***** Extracted data

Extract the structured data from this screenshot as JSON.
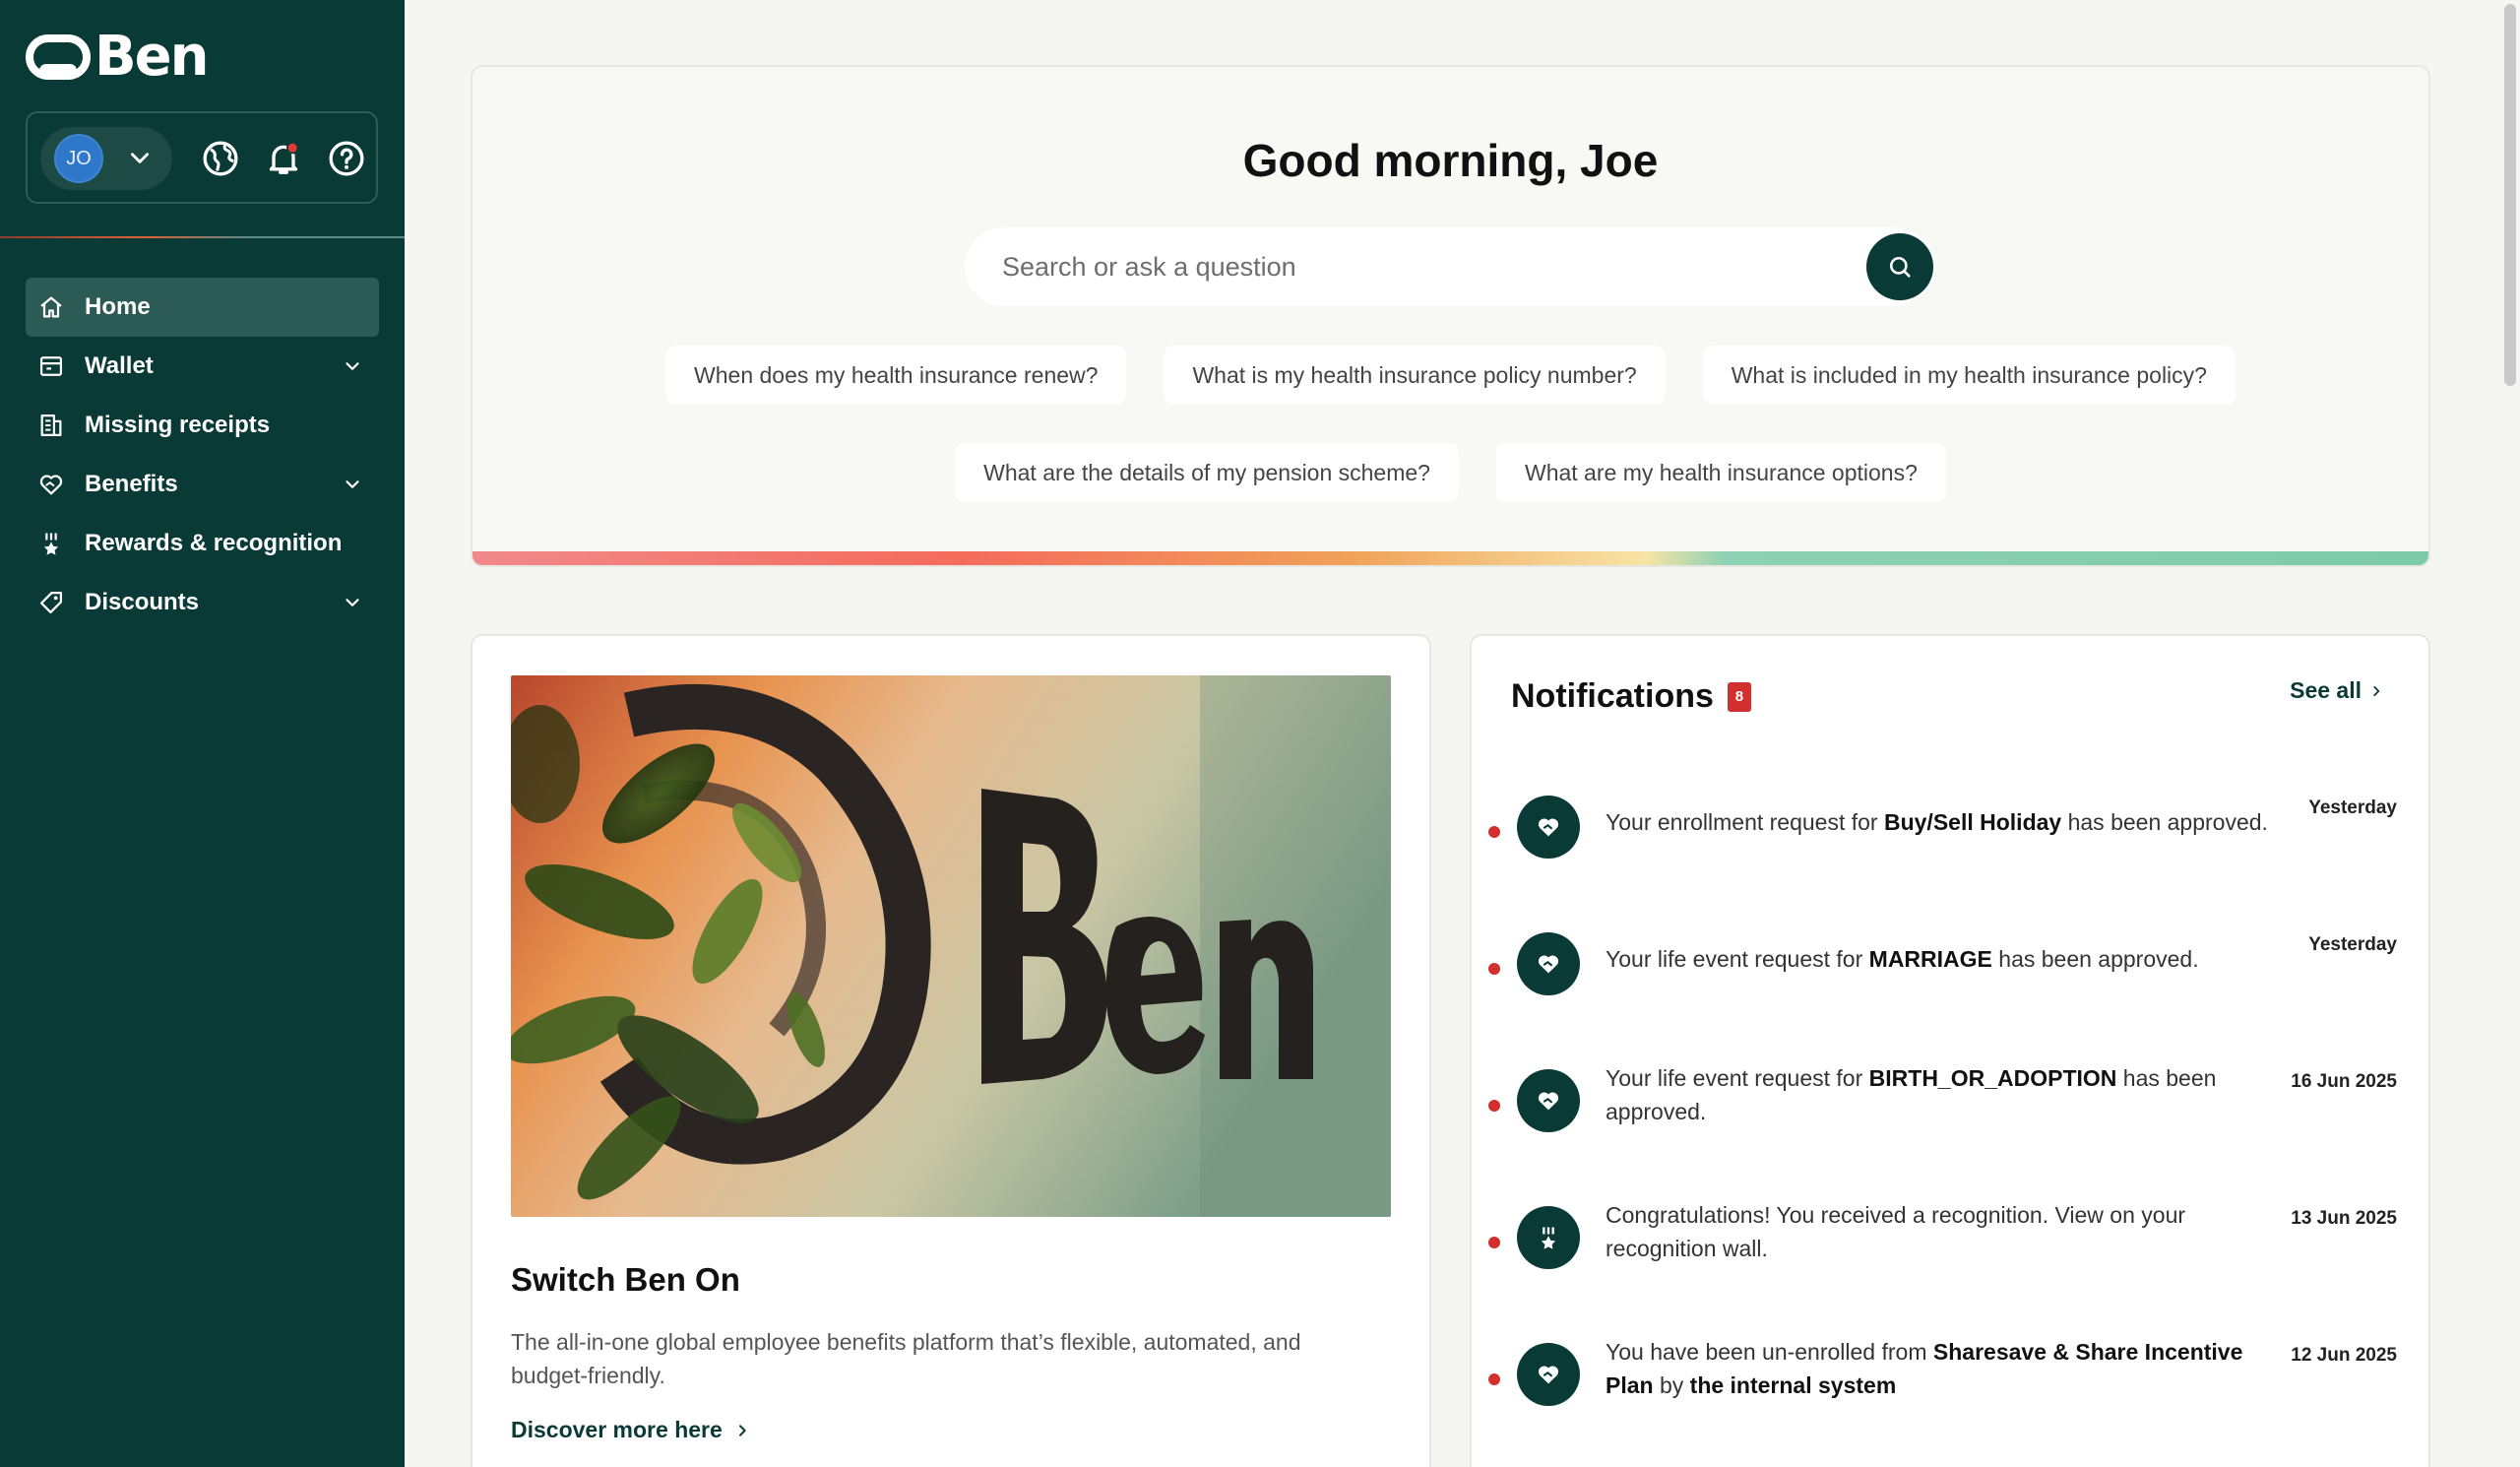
{
  "brand": {
    "name": "Ben",
    "primary": "#0a3a36",
    "accent_red": "#d32f2f"
  },
  "user": {
    "initials": "JO"
  },
  "sidebar": {
    "items": [
      {
        "label": "Home",
        "icon": "home-icon",
        "active": true,
        "expandable": false
      },
      {
        "label": "Wallet",
        "icon": "wallet-icon",
        "active": false,
        "expandable": true
      },
      {
        "label": "Missing receipts",
        "icon": "receipt-icon",
        "active": false,
        "expandable": false
      },
      {
        "label": "Benefits",
        "icon": "heart-hand-icon",
        "active": false,
        "expandable": true
      },
      {
        "label": "Rewards & recognition",
        "icon": "medal-icon",
        "active": false,
        "expandable": false
      },
      {
        "label": "Discounts",
        "icon": "tag-icon",
        "active": false,
        "expandable": true
      }
    ]
  },
  "hero": {
    "greeting": "Good morning, Joe",
    "search_placeholder": "Search or ask a question",
    "suggestions_row1": [
      "When does my health insurance renew?",
      "What is my health insurance policy number?",
      "What is included in my health insurance policy?"
    ],
    "suggestions_row2": [
      "What are the details of my pension scheme?",
      "What are my health insurance options?"
    ]
  },
  "promo": {
    "title": "Switch Ben On",
    "description": "The all-in-one global employee benefits platform that’s flexible, automated, and budget-friendly.",
    "link": "Discover more here",
    "image_sign_text": "Ben"
  },
  "notifications": {
    "title": "Notifications",
    "count": "8",
    "see_all": "See all",
    "items": [
      {
        "icon": "heart-hand-icon",
        "parts": [
          "Your enrollment request for ",
          "Buy/Sell Holiday",
          " has been approved.",
          "",
          ""
        ],
        "date": "Yesterday"
      },
      {
        "icon": "heart-hand-icon",
        "parts": [
          "Your life event request for ",
          "MARRIAGE",
          " has been approved.",
          "",
          ""
        ],
        "date": "Yesterday"
      },
      {
        "icon": "heart-hand-icon",
        "parts": [
          "Your life event request for ",
          "BIRTH_OR_ADOPTION",
          " has been approved.",
          "",
          ""
        ],
        "date": "16 Jun 2025"
      },
      {
        "icon": "medal-icon",
        "parts": [
          "Congratulations! You received a recognition. View on your recognition wall.",
          "",
          "",
          "",
          ""
        ],
        "date": "13 Jun 2025"
      },
      {
        "icon": "heart-hand-icon",
        "parts": [
          "You have been un-enrolled from ",
          "Sharesave & Share Incentive Plan",
          " by ",
          "the internal system",
          ""
        ],
        "date": "12 Jun 2025"
      }
    ]
  }
}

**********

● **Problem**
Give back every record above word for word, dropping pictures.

● **Response to the task**
Extract the structured data from this screenshot as JSON.
{
  "brand": {
    "name": "Ben",
    "primary": "#0a3a36",
    "accent_red": "#d32f2f"
  },
  "user": {
    "initials": "JO"
  },
  "sidebar": {
    "items": [
      {
        "label": "Home",
        "icon": "home-icon",
        "active": true,
        "expandable": false
      },
      {
        "label": "Wallet",
        "icon": "wallet-icon",
        "active": false,
        "expandable": true
      },
      {
        "label": "Missing receipts",
        "icon": "receipt-icon",
        "active": false,
        "expandable": false
      },
      {
        "label": "Benefits",
        "icon": "heart-hand-icon",
        "active": false,
        "expandable": true
      },
      {
        "label": "Rewards & recognition",
        "icon": "medal-icon",
        "active": false,
        "expandable": false
      },
      {
        "label": "Discounts",
        "icon": "tag-icon",
        "active": false,
        "expandable": true
      }
    ]
  },
  "hero": {
    "greeting": "Good morning, Joe",
    "search_placeholder": "Search or ask a question",
    "suggestions_row1": [
      "When does my health insurance renew?",
      "What is my health insurance policy number?",
      "What is included in my health insurance policy?"
    ],
    "suggestions_row2": [
      "What are the details of my pension scheme?",
      "What are my health insurance options?"
    ]
  },
  "promo": {
    "title": "Switch Ben On",
    "description": "The all-in-one global employee benefits platform that’s flexible, automated, and budget-friendly.",
    "link": "Discover more here",
    "image_sign_text": "Ben"
  },
  "notifications": {
    "title": "Notifications",
    "count": "8",
    "see_all": "See all",
    "items": [
      {
        "icon": "heart-hand-icon",
        "parts": [
          "Your enrollment request for ",
          "Buy/Sell Holiday",
          " has been approved.",
          "",
          ""
        ],
        "date": "Yesterday"
      },
      {
        "icon": "heart-hand-icon",
        "parts": [
          "Your life event request for ",
          "MARRIAGE",
          " has been approved.",
          "",
          ""
        ],
        "date": "Yesterday"
      },
      {
        "icon": "heart-hand-icon",
        "parts": [
          "Your life event request for ",
          "BIRTH_OR_ADOPTION",
          " has been approved.",
          "",
          ""
        ],
        "date": "16 Jun 2025"
      },
      {
        "icon": "medal-icon",
        "parts": [
          "Congratulations! You received a recognition. View on your recognition wall.",
          "",
          "",
          "",
          ""
        ],
        "date": "13 Jun 2025"
      },
      {
        "icon": "heart-hand-icon",
        "parts": [
          "You have been un-enrolled from ",
          "Sharesave & Share Incentive Plan",
          " by ",
          "the internal system",
          ""
        ],
        "date": "12 Jun 2025"
      }
    ]
  }
}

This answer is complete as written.